(Data records for software interfaces)

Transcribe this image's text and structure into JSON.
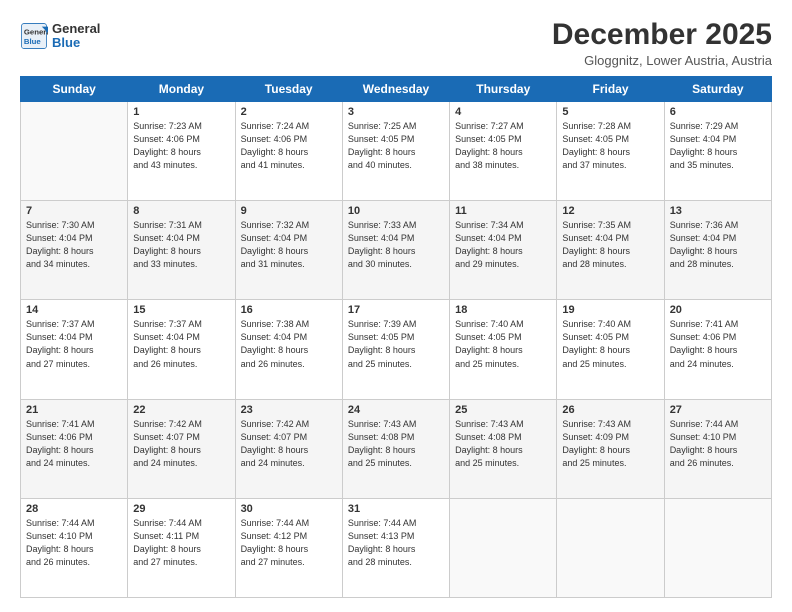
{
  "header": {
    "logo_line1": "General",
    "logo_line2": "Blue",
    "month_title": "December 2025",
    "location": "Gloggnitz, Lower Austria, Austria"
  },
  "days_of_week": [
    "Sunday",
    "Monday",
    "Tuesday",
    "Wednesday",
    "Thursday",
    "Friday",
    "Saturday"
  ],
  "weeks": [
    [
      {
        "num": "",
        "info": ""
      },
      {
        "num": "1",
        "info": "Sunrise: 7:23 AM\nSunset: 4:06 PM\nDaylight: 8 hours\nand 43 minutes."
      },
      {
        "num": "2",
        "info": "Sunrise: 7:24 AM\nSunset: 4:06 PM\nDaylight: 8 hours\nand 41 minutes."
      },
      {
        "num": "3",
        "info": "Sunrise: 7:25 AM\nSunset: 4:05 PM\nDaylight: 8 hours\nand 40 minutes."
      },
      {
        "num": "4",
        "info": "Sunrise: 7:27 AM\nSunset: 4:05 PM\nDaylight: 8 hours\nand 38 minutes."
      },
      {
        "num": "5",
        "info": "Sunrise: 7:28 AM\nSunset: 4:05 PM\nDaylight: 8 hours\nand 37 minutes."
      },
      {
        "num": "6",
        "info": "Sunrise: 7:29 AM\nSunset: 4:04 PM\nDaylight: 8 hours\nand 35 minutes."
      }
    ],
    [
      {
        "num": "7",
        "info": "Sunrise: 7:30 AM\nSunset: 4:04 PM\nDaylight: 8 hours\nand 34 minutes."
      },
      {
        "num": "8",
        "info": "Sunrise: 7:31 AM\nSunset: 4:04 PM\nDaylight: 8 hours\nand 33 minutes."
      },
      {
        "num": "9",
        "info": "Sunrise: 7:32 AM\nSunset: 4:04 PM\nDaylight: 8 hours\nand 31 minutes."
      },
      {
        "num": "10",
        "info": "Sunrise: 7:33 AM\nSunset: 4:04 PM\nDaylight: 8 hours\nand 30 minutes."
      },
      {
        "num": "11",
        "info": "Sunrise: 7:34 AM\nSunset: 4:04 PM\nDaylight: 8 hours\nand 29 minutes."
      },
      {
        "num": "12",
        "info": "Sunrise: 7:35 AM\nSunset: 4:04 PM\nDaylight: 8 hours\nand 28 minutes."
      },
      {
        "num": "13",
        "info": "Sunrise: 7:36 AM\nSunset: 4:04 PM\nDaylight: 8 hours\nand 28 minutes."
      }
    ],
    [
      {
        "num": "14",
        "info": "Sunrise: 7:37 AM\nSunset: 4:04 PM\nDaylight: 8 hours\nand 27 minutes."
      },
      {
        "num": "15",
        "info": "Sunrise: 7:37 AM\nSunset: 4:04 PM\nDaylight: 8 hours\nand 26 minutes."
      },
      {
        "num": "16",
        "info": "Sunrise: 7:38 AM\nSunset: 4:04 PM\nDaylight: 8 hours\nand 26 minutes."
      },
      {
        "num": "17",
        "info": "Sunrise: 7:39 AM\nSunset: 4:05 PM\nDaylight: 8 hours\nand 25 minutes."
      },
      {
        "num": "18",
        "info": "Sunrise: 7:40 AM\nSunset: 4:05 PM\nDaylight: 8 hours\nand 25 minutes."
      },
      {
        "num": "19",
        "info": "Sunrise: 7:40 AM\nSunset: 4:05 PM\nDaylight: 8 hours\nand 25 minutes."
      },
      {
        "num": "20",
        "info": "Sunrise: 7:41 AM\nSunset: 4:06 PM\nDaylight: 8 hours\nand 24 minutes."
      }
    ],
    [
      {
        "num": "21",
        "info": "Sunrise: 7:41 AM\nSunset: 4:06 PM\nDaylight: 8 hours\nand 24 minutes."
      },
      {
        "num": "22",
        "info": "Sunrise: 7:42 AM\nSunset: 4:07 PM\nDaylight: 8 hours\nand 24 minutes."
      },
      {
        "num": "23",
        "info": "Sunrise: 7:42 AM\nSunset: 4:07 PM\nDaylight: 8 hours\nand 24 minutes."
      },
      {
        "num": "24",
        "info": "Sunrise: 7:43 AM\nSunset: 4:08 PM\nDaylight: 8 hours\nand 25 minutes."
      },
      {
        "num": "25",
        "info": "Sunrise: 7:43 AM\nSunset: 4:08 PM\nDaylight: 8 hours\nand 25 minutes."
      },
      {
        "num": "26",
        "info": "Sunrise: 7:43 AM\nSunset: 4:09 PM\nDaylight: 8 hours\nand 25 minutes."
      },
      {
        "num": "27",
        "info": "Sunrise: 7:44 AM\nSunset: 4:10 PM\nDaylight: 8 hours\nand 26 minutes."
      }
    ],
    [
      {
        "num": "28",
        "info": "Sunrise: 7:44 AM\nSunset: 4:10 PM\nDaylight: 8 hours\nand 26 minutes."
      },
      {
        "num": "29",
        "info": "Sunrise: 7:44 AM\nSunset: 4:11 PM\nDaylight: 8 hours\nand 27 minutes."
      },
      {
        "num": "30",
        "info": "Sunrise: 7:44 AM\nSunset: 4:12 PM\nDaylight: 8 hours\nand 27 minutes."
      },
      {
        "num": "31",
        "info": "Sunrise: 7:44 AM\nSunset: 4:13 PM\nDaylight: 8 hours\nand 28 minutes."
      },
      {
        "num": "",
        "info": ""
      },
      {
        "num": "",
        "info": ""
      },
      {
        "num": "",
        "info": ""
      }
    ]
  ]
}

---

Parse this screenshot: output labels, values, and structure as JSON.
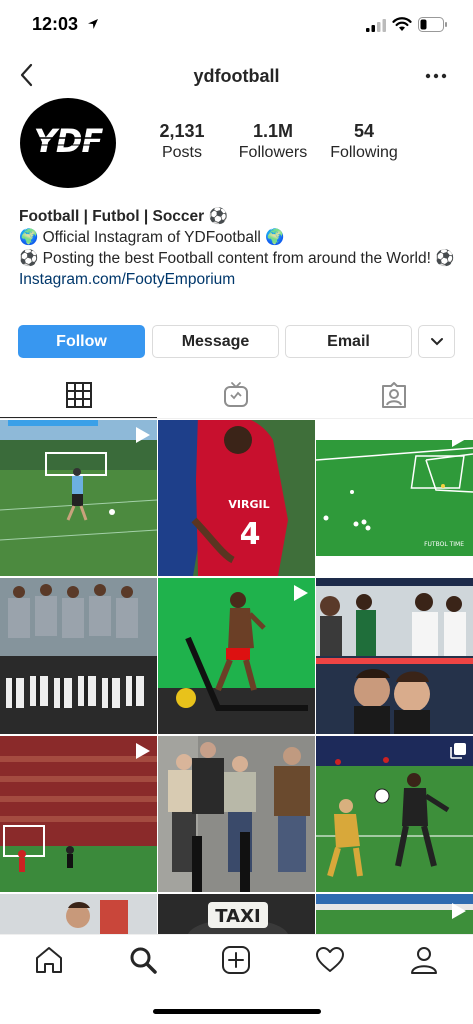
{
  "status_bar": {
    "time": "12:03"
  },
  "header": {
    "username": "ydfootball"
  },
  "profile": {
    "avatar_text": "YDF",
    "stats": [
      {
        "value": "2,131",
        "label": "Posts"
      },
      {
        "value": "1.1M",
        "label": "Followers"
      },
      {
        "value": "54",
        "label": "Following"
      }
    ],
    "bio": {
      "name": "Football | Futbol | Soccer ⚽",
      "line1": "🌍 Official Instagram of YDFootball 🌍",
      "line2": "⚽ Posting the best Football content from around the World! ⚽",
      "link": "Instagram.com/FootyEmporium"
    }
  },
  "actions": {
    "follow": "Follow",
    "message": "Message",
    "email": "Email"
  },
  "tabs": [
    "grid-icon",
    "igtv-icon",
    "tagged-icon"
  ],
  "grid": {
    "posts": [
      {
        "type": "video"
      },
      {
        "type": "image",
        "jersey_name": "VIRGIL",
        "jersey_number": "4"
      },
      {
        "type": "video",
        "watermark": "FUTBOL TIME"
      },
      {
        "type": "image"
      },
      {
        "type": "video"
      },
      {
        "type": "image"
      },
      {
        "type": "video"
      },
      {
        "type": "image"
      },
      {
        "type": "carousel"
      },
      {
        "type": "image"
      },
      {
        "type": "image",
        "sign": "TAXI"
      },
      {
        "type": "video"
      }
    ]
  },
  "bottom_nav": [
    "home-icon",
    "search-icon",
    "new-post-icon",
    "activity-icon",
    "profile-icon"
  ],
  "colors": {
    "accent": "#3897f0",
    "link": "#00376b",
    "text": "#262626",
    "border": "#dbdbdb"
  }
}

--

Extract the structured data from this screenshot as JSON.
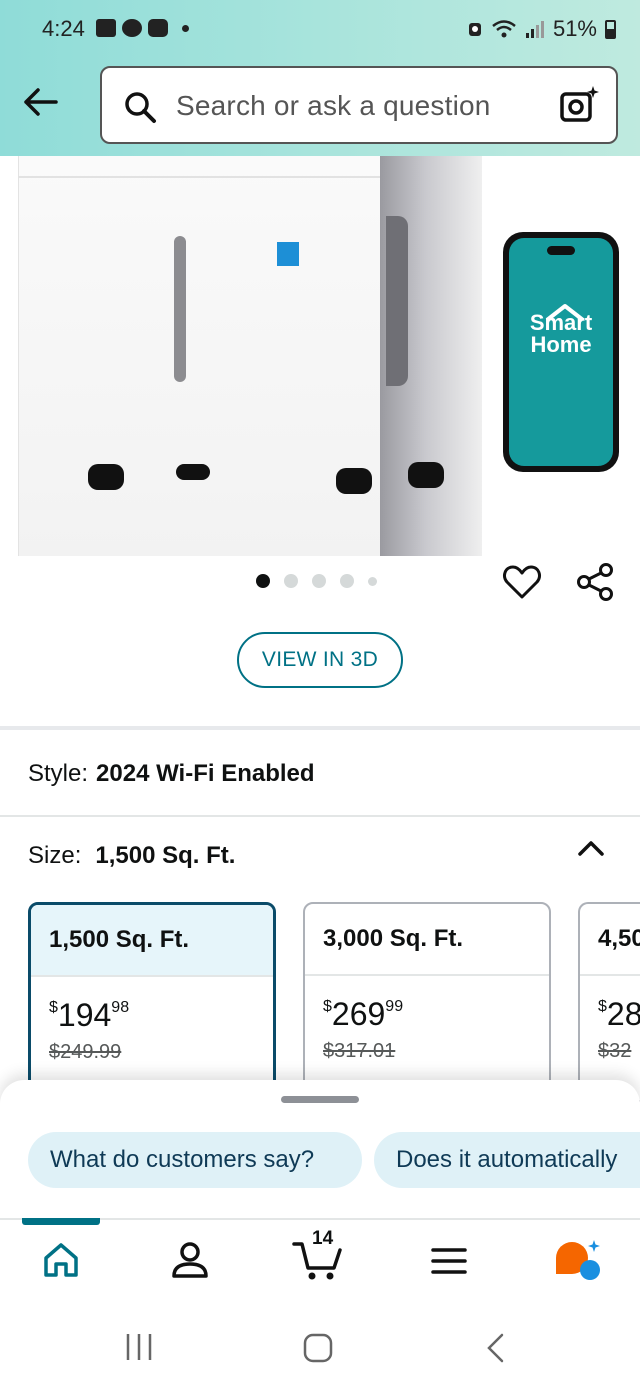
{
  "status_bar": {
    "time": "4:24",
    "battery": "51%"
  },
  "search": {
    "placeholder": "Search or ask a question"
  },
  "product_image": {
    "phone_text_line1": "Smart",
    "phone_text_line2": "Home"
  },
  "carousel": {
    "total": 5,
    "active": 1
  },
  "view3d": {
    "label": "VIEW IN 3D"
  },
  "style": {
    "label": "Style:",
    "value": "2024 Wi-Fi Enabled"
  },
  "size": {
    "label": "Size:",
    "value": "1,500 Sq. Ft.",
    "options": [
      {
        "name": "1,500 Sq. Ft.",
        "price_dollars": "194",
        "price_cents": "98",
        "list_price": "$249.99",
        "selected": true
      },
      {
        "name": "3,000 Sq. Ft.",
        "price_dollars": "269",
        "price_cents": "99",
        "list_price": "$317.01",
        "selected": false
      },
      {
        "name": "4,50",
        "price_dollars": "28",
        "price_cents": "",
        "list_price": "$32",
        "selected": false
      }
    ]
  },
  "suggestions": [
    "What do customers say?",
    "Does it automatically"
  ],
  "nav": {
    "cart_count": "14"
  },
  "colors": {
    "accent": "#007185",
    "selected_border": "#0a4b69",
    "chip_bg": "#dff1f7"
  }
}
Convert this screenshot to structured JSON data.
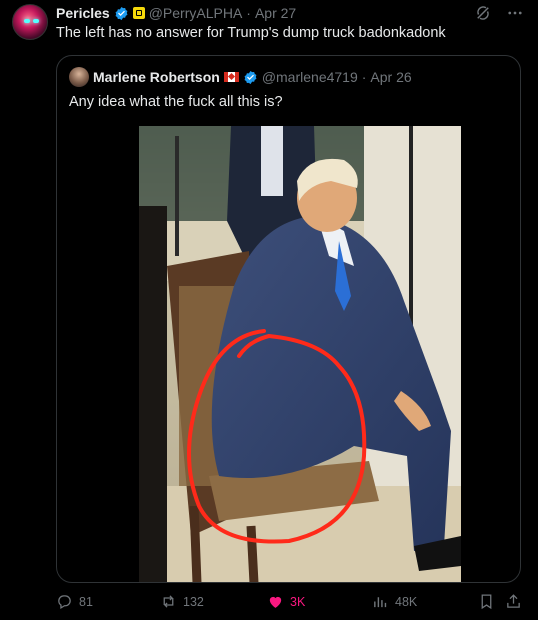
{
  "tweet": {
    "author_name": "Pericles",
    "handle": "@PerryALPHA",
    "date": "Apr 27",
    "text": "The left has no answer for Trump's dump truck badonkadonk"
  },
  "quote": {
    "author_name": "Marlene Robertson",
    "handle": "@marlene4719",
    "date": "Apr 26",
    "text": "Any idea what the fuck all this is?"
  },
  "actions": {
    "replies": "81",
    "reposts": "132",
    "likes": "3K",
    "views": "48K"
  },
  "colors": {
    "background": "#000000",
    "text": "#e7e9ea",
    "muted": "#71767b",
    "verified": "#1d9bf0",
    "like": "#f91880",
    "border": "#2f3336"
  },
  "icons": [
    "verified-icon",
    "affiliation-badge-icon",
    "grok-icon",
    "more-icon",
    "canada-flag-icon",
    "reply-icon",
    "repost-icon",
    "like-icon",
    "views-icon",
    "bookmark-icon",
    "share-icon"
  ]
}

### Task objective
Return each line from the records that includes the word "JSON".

### Answer space
Transcribe this image's text and structure into JSON.
Parse this screenshot: output labels, values, and structure as JSON.
Extract the structured data from this screenshot as JSON.
Convert this screenshot to structured JSON data.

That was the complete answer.